_Work request_: In the data that follows, find each line containing "flera" and copy it.

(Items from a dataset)
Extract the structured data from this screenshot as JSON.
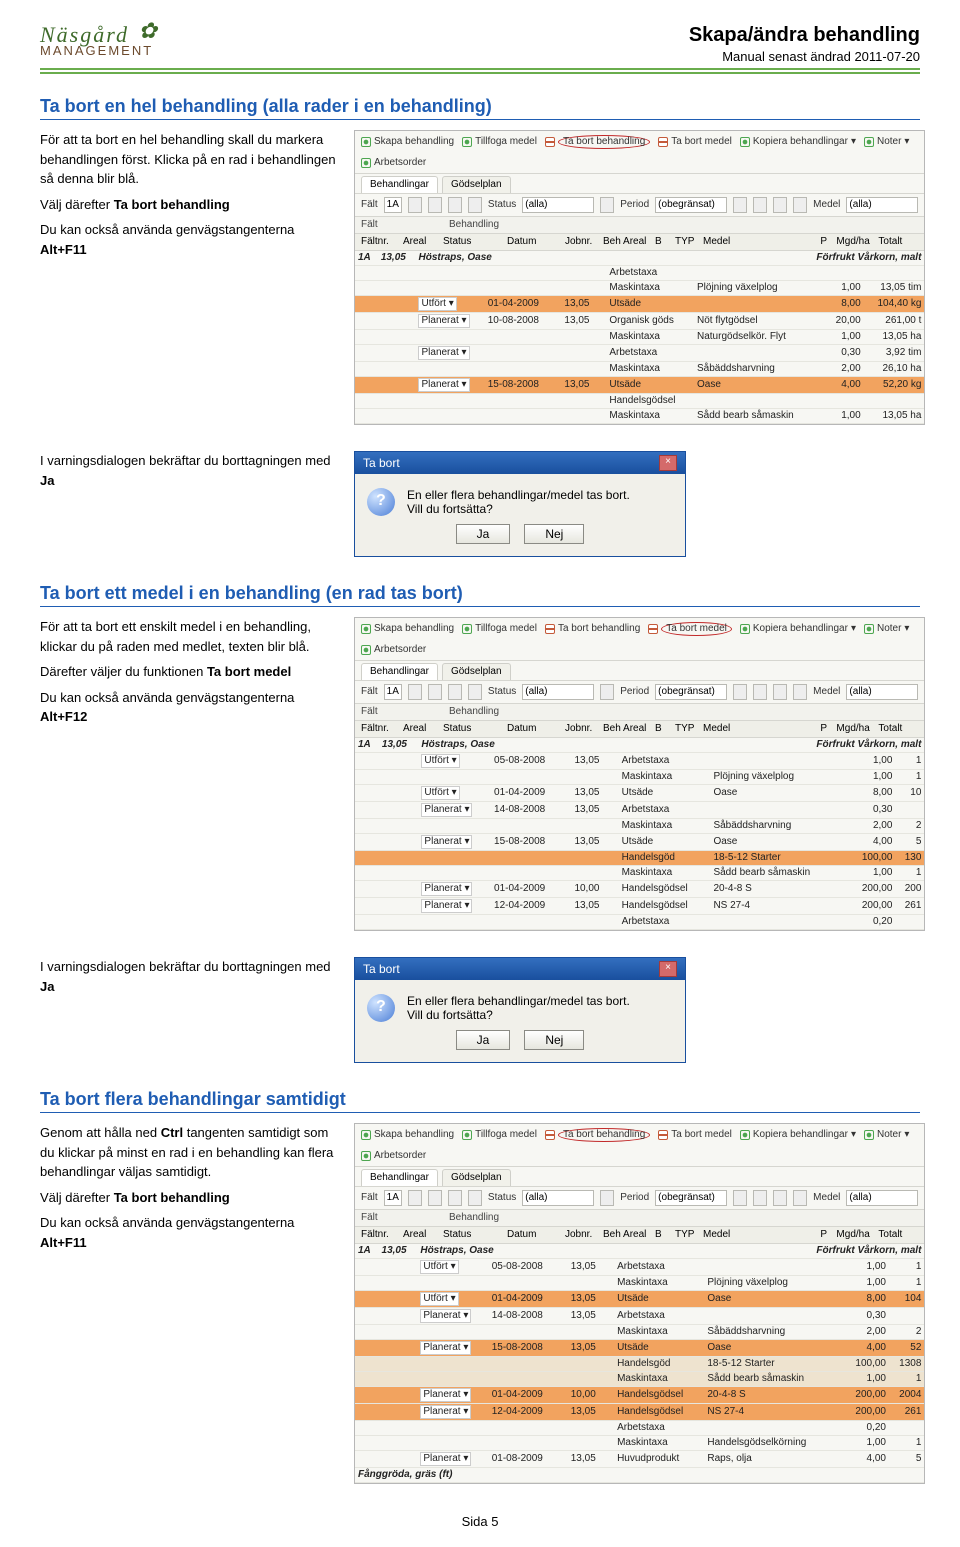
{
  "logo": {
    "top": "Näsgård",
    "icon": "✿",
    "bottom": "MANAGEMENT"
  },
  "doc": {
    "title": "Skapa/ändra behandling",
    "subtitle": "Manual senast ändrad 2011-07-20"
  },
  "toolbar_items": [
    "Skapa behandling",
    "Tillfoga medel",
    "Ta bort behandling",
    "Ta bort medel",
    "Kopiera behandlingar",
    "Noter",
    "Arbetsorder"
  ],
  "tabs": {
    "a": "Behandlingar",
    "b": "Gödselplan"
  },
  "filters": {
    "falt": "Fält",
    "falt_val": "1A",
    "status": "Status",
    "status_val": "(alla)",
    "period": "Period",
    "period_val": "(obegränsat)",
    "medel": "Medel",
    "medel_val": "(alla)"
  },
  "subhead": {
    "left": "Fält",
    "right": "Behandling"
  },
  "cols": {
    "faltnr": "Fältnr.",
    "areal": "Areal",
    "status": "Status",
    "datum": "Datum",
    "jobnr": "Jobnr.",
    "beh_areal": "Beh Areal",
    "b": "B",
    "typ": "TYP",
    "medel": "Medel",
    "p": "P",
    "mgd_ha": "Mgd/ha",
    "totalt": "Totalt"
  },
  "sec1": {
    "heading": "Ta bort en hel behandling (alla rader i en behandling)",
    "p1": "För att ta bort en hel behandling skall du markera behandlingen först. Klicka på en rad i behandlingen så denna blir blå.",
    "p2a": "Välj därefter ",
    "p2b": "Ta bort behandling",
    "p3a": "Du kan också använda genvägstangenterna ",
    "p3b": "Alt+F11",
    "crop": "Höstraps, Oase",
    "crop_sub": "Förfrukt Vårkorn, malt",
    "rows": [
      {
        "d": "",
        "ba": "",
        "t": "Arbetstaxa",
        "m": "",
        "p": "",
        "q": "",
        "r": ""
      },
      {
        "d": "",
        "ba": "",
        "t": "Maskintaxa",
        "m": "Plöjning växelplog",
        "p": "",
        "q": "1,00",
        "r": "13,05 tim"
      },
      {
        "sel": true,
        "s": "Utfört",
        "d": "01-04-2009",
        "ba": "13,05",
        "t": "Utsäde",
        "m": "",
        "p": "",
        "q": "8,00",
        "r": "104,40 kg"
      },
      {
        "s": "Planerat",
        "d": "10-08-2008",
        "ba": "13,05",
        "t": "Organisk göds",
        "m": "Nöt flytgödsel",
        "p": "",
        "q": "20,00",
        "r": "261,00 t"
      },
      {
        "d": "",
        "ba": "",
        "t": "Maskintaxa",
        "m": "Naturgödselkör. Flyt",
        "p": "",
        "q": "1,00",
        "r": "13,05 ha"
      },
      {
        "s": "Planerat",
        "d": "",
        "ba": "",
        "t": "Arbetstaxa",
        "m": "",
        "p": "",
        "q": "0,30",
        "r": "3,92 tim"
      },
      {
        "d": "",
        "ba": "",
        "t": "Maskintaxa",
        "m": "Såbäddsharvning",
        "p": "",
        "q": "2,00",
        "r": "26,10 ha"
      },
      {
        "sel": true,
        "s": "Planerat",
        "d": "15-08-2008",
        "ba": "13,05",
        "t": "Utsäde",
        "m": "Oase",
        "p": "",
        "q": "4,00",
        "r": "52,20 kg"
      },
      {
        "d": "",
        "ba": "",
        "t": "Handelsgödsel",
        "m": "",
        "p": "",
        "q": "",
        "r": ""
      },
      {
        "d": "",
        "ba": "",
        "t": "Maskintaxa",
        "m": "Sådd bearb såmaskin",
        "p": "",
        "q": "1,00",
        "r": "13,05 ha"
      }
    ]
  },
  "conf1": "I varningsdialogen bekräftar du borttagningen med ",
  "conf1b": "Ja",
  "dlg": {
    "title": "Ta bort",
    "l1": "En eller flera behandlingar/medel tas bort.",
    "l2": "Vill du fortsätta?",
    "yes": "Ja",
    "no": "Nej"
  },
  "sec2": {
    "heading": "Ta bort ett medel i en behandling (en rad tas bort)",
    "p1": "För att ta bort ett enskilt medel i en behandling, klickar du på raden med medlet, texten blir blå.",
    "p2a": "Därefter väljer du funktionen ",
    "p2b": "Ta bort medel",
    "p3a": "Du kan också använda genvägstangenterna ",
    "p3b": "Alt+F12",
    "crop": "Höstraps, Oase",
    "crop_sub": "Förfrukt Vårkorn, malt",
    "rows": [
      {
        "s": "Utfört",
        "d": "05-08-2008",
        "ba": "13,05",
        "t": "Arbetstaxa",
        "m": "",
        "p": "",
        "q": "1,00",
        "r": "1"
      },
      {
        "d": "",
        "ba": "",
        "t": "Maskintaxa",
        "m": "Plöjning växelplog",
        "p": "",
        "q": "1,00",
        "r": "1"
      },
      {
        "s": "Utfört",
        "d": "01-04-2009",
        "ba": "13,05",
        "t": "Utsäde",
        "m": "Oase",
        "p": "",
        "q": "8,00",
        "r": "10"
      },
      {
        "s": "Planerat",
        "d": "14-08-2008",
        "ba": "13,05",
        "t": "Arbetstaxa",
        "m": "",
        "p": "",
        "q": "0,30",
        "r": ""
      },
      {
        "d": "",
        "ba": "",
        "t": "Maskintaxa",
        "m": "Såbäddsharvning",
        "p": "",
        "q": "2,00",
        "r": "2"
      },
      {
        "s": "Planerat",
        "d": "15-08-2008",
        "ba": "13,05",
        "t": "Utsäde",
        "m": "Oase",
        "p": "",
        "q": "4,00",
        "r": "5"
      },
      {
        "sel": true,
        "d": "",
        "ba": "",
        "t": "Handelsgöd",
        "m": "18-5-12 Starter",
        "p": "",
        "q": "100,00",
        "r": "130"
      },
      {
        "d": "",
        "ba": "",
        "t": "Maskintaxa",
        "m": "Sådd bearb såmaskin",
        "p": "",
        "q": "1,00",
        "r": "1"
      },
      {
        "s": "Planerat",
        "d": "01-04-2009",
        "ba": "10,00",
        "t": "Handelsgödsel",
        "m": "20-4-8 S",
        "p": "",
        "q": "200,00",
        "r": "200"
      },
      {
        "s": "Planerat",
        "d": "12-04-2009",
        "ba": "13,05",
        "t": "Handelsgödsel",
        "m": "NS 27-4",
        "p": "",
        "q": "200,00",
        "r": "261"
      },
      {
        "d": "",
        "ba": "",
        "t": "Arbetstaxa",
        "m": "",
        "p": "",
        "q": "0,20",
        "r": ""
      }
    ]
  },
  "sec3": {
    "heading": "Ta bort flera behandlingar samtidigt",
    "p1a": "Genom att hålla ned ",
    "p1b": "Ctrl",
    "p1c": " tangenten samtidigt som du klickar på minst en rad i en behandling kan flera behandlingar väljas samtidigt.",
    "p2a": "Välj därefter ",
    "p2b": "Ta bort behandling",
    "p3a": "Du kan också använda genvägstangenterna ",
    "p3b": "Alt+F11",
    "crop": "Höstraps, Oase",
    "crop_sub": "Förfrukt Vårkorn, malt",
    "rows": [
      {
        "s": "Utfört",
        "d": "05-08-2008",
        "ba": "13,05",
        "t": "Arbetstaxa",
        "m": "",
        "p": "",
        "q": "1,00",
        "r": "1"
      },
      {
        "d": "",
        "ba": "",
        "t": "Maskintaxa",
        "m": "Plöjning växelplog",
        "p": "",
        "q": "1,00",
        "r": "1"
      },
      {
        "sel": true,
        "s": "Utfört",
        "d": "01-04-2009",
        "ba": "13,05",
        "t": "Utsäde",
        "m": "Oase",
        "p": "",
        "q": "8,00",
        "r": "104"
      },
      {
        "s": "Planerat",
        "d": "14-08-2008",
        "ba": "13,05",
        "t": "Arbetstaxa",
        "m": "",
        "p": "",
        "q": "0,30",
        "r": ""
      },
      {
        "d": "",
        "ba": "",
        "t": "Maskintaxa",
        "m": "Såbäddsharvning",
        "p": "",
        "q": "2,00",
        "r": "2"
      },
      {
        "sel": true,
        "s": "Planerat",
        "d": "15-08-2008",
        "ba": "13,05",
        "t": "Utsäde",
        "m": "Oase",
        "p": "",
        "q": "4,00",
        "r": "52"
      },
      {
        "soft": true,
        "d": "",
        "ba": "",
        "t": "Handelsgöd",
        "m": "18-5-12 Starter",
        "p": "",
        "q": "100,00",
        "r": "1308"
      },
      {
        "soft": true,
        "d": "",
        "ba": "",
        "t": "Maskintaxa",
        "m": "Sådd bearb såmaskin",
        "p": "",
        "q": "1,00",
        "r": "1"
      },
      {
        "sel": true,
        "s": "Planerat",
        "d": "01-04-2009",
        "ba": "10,00",
        "t": "Handelsgödsel",
        "m": "20-4-8 S",
        "p": "",
        "q": "200,00",
        "r": "2004"
      },
      {
        "sel": true,
        "s": "Planerat",
        "d": "12-04-2009",
        "ba": "13,05",
        "t": "Handelsgödsel",
        "m": "NS 27-4",
        "p": "",
        "q": "200,00",
        "r": "261"
      },
      {
        "d": "",
        "ba": "",
        "t": "Arbetstaxa",
        "m": "",
        "p": "",
        "q": "0,20",
        "r": ""
      },
      {
        "d": "",
        "ba": "",
        "t": "Maskintaxa",
        "m": "Handelsgödselkörning",
        "p": "",
        "q": "1,00",
        "r": "1"
      },
      {
        "s": "Planerat",
        "d": "01-08-2009",
        "ba": "13,05",
        "t": "Huvudprodukt",
        "m": "Raps, olja",
        "p": "",
        "q": "4,00",
        "r": "5"
      }
    ],
    "footer_crop": "Fånggröda, gräs (ft)"
  },
  "footer": "Sida 5"
}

_Output of the task_:
    "l1": "En eller flera behandlingar/medel tas bort.",
    "heading": "Ta bort flera behandlingar samtidigt",
    "p1c": " tangenten samtidigt som du klickar på minst en rad i en behandling kan flera behandlingar väljas samtidigt.",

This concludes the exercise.